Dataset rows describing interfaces

-*-*-

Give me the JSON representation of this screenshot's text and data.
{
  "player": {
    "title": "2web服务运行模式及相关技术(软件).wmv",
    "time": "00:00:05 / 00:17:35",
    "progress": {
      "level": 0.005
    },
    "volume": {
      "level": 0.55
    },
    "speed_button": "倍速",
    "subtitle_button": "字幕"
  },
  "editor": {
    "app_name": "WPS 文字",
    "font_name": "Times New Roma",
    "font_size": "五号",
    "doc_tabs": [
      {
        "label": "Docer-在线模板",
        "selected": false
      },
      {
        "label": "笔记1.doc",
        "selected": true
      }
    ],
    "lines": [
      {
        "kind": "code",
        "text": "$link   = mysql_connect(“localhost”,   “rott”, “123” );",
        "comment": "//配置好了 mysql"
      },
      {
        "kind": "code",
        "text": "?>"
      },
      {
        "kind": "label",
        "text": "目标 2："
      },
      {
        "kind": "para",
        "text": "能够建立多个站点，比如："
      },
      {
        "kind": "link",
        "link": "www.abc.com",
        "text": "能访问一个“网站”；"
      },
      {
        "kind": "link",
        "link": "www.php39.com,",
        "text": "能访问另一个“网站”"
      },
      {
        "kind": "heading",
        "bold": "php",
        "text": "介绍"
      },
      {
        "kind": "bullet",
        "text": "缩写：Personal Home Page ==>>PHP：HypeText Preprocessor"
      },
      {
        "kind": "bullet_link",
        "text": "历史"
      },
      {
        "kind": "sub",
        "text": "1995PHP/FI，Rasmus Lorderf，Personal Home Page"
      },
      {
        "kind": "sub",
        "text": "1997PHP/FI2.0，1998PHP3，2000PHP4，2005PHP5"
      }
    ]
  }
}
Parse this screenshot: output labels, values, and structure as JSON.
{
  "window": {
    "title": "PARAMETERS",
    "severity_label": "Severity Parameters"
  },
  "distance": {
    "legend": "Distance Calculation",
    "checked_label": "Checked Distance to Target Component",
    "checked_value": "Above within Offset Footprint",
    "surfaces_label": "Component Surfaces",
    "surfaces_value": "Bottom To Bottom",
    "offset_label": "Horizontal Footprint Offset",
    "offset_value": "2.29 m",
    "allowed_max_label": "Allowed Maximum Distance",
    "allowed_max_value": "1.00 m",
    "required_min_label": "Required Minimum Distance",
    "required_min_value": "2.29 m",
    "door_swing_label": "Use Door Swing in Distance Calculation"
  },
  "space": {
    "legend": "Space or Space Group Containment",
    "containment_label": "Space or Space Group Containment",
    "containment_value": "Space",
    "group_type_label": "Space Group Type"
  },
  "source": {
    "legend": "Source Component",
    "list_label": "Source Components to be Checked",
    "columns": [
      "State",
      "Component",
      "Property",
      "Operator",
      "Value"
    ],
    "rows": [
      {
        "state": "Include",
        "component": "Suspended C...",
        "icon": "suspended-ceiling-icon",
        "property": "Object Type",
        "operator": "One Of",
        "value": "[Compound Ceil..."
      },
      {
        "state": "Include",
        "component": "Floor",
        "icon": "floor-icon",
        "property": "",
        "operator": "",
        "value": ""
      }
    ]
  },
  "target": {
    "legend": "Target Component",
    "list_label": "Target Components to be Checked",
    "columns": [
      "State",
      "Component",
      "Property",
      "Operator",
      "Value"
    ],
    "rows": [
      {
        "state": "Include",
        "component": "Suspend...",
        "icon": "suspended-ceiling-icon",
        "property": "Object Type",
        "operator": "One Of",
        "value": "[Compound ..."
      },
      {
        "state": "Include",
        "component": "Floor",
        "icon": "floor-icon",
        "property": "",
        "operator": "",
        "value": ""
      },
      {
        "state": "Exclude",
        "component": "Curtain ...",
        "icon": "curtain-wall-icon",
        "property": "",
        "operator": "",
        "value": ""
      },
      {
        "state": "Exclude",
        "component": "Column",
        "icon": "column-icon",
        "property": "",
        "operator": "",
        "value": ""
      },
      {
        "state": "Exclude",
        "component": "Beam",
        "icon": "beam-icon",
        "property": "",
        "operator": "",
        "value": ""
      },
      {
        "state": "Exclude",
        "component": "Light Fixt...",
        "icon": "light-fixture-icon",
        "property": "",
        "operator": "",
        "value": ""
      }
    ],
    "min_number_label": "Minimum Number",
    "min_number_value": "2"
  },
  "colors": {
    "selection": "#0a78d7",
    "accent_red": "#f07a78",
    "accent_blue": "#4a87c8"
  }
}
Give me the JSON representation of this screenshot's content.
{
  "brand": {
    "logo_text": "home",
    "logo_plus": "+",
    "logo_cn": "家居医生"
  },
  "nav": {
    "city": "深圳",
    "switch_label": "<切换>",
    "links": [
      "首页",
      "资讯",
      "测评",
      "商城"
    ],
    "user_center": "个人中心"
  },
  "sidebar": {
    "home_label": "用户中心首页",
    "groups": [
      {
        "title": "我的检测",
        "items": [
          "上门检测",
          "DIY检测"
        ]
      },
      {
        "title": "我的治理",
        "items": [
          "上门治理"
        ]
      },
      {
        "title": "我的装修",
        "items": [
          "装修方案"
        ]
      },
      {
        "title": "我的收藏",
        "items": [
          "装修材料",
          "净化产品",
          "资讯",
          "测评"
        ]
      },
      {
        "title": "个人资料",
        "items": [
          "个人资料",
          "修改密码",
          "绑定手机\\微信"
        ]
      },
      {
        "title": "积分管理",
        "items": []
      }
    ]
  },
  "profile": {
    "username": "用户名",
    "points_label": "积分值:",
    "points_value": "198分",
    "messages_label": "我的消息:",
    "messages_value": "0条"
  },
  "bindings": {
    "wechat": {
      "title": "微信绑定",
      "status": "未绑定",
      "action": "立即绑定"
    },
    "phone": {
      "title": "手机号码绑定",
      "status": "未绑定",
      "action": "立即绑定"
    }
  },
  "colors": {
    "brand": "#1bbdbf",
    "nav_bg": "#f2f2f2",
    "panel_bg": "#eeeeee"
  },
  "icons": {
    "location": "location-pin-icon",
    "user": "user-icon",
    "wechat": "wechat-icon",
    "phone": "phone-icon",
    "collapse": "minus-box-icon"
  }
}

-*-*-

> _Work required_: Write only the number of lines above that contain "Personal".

> _Exercise solution_: 2